  4. Cleanliness (this infers discipline, appropriateness and a clearing and cleaning of old, stagnant energy, or ‘prana’)
  5. Sleep (the ultimate restorative, health-inducing, strength-producing practice).

These seem like foundational qualities to harness right now not only in order to be prepared for the next stage; but also so that we might work on – practise and work towards – being more resilient while we’re in this stage. Not least, as ‘this’ stage is actually the only stage that we’ll ever be in…(in the perpetetual ‘now’).

 

Preparedness and collectedness

Our physical and mental resilience is also linked to our emotional resilience. Preparedness in body and mind is necessary to appropriately ‘deal with’ any unexpected situations which arise and about which we (all) have emotional responses. It’s about being able to come back to a grounded centre point, even if (when?) we momentarily get knocked off balance. Resilience is about how quickly we can resume our collectedness again.

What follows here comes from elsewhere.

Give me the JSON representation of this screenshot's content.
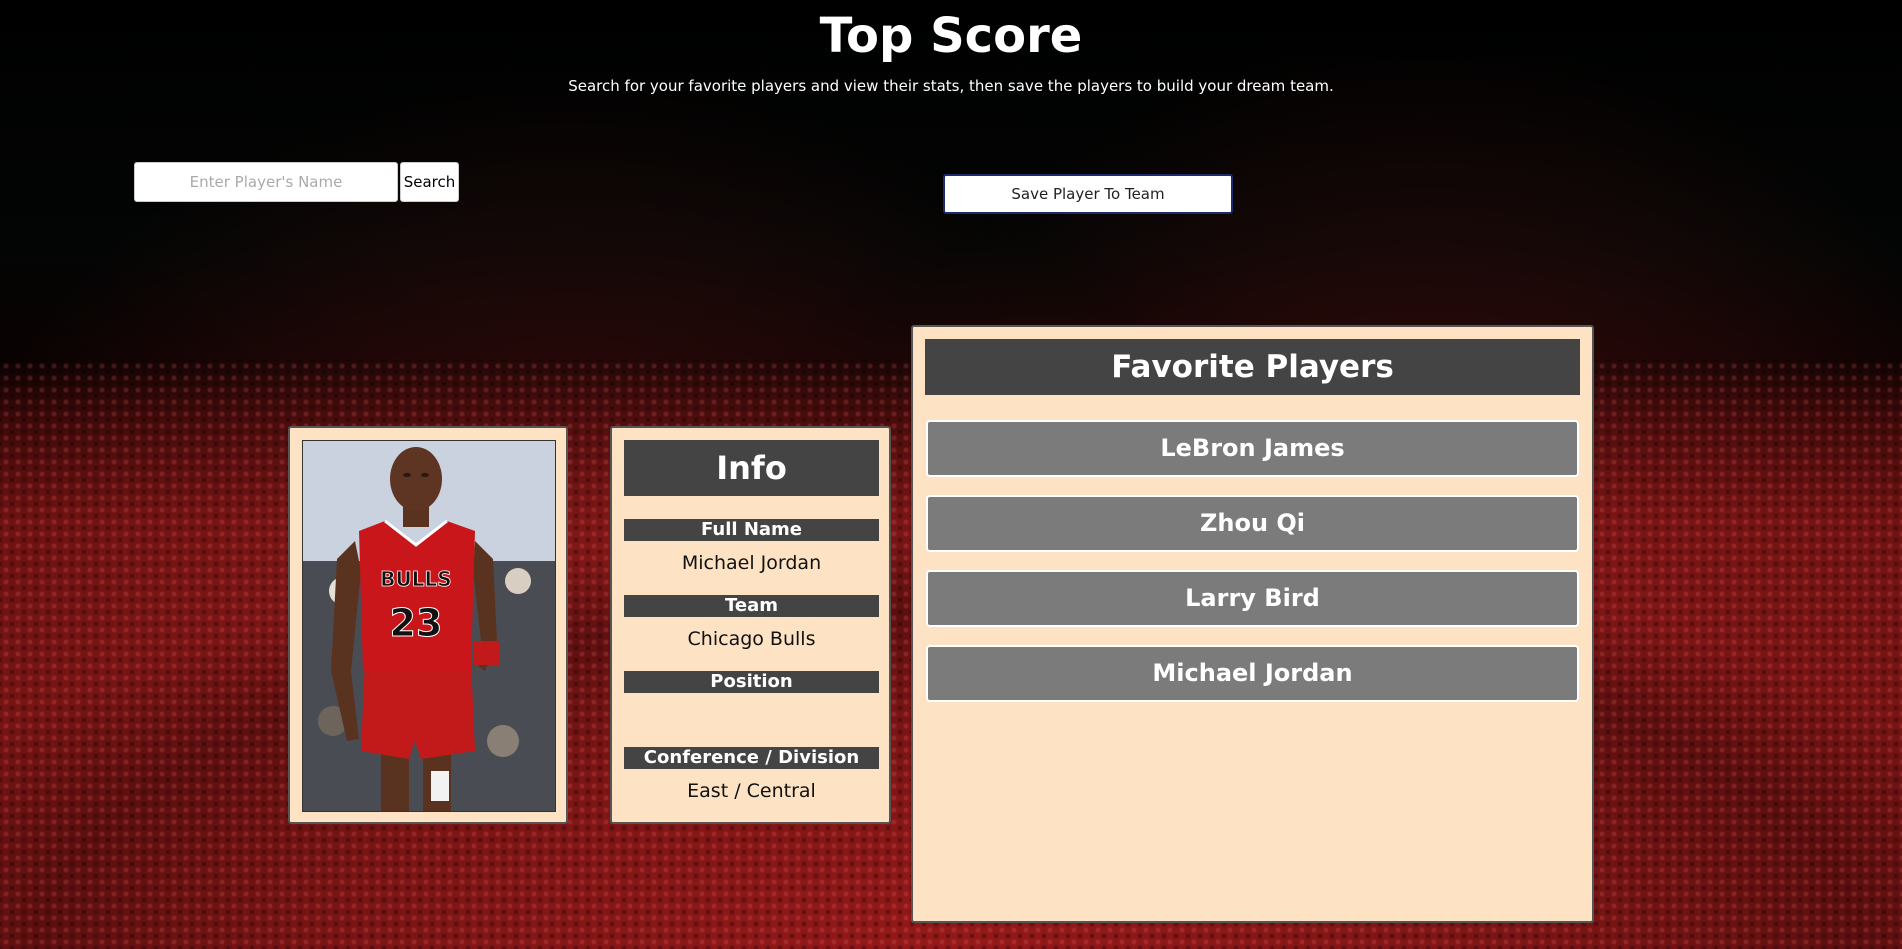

Conversely our emotional resilience also has a role in enhancing our physical system and our immune system and being able to handle the perceived stresses that we meet in the physical world…

So where do we go to augment our resilience? Well, we can get on our mat. Back to yoga. It’s not the only space, but it’s a pretty good place that’s readily available.

And not just for the exercise – yes, that’s the physical strengthening part – but more to the point, there’s the idea of practise and discipline and persistence and longevity and coming back to and honing a space where we rejuvenate. When we take deliberate pauses between rounds of activity, in order to recover and to get stronger – and this is where yoga comes into its own. It’s where we can truly meet ourselves and sit with what we find there. Yoga’s lessons are manifold – it’s not just exercise, it’s not about the perfect posture and it’s not about the best yoga pants.

It’s about being willing to confront something within ourselves that we recognise we need to work on. It’s about us being the student of our own lives and being willing, open and prepared to study ourselves and our role in the world.

This is about honesty; it’s about shedding the layers of what we no longer need, and what’s not serving us, but getting in our way of our greatest potential from being realised as our experienced capacity, not only for us, but for all of us.

And for all of this, we will each need to build on our own resilience…

 

Photo by Lubo Minar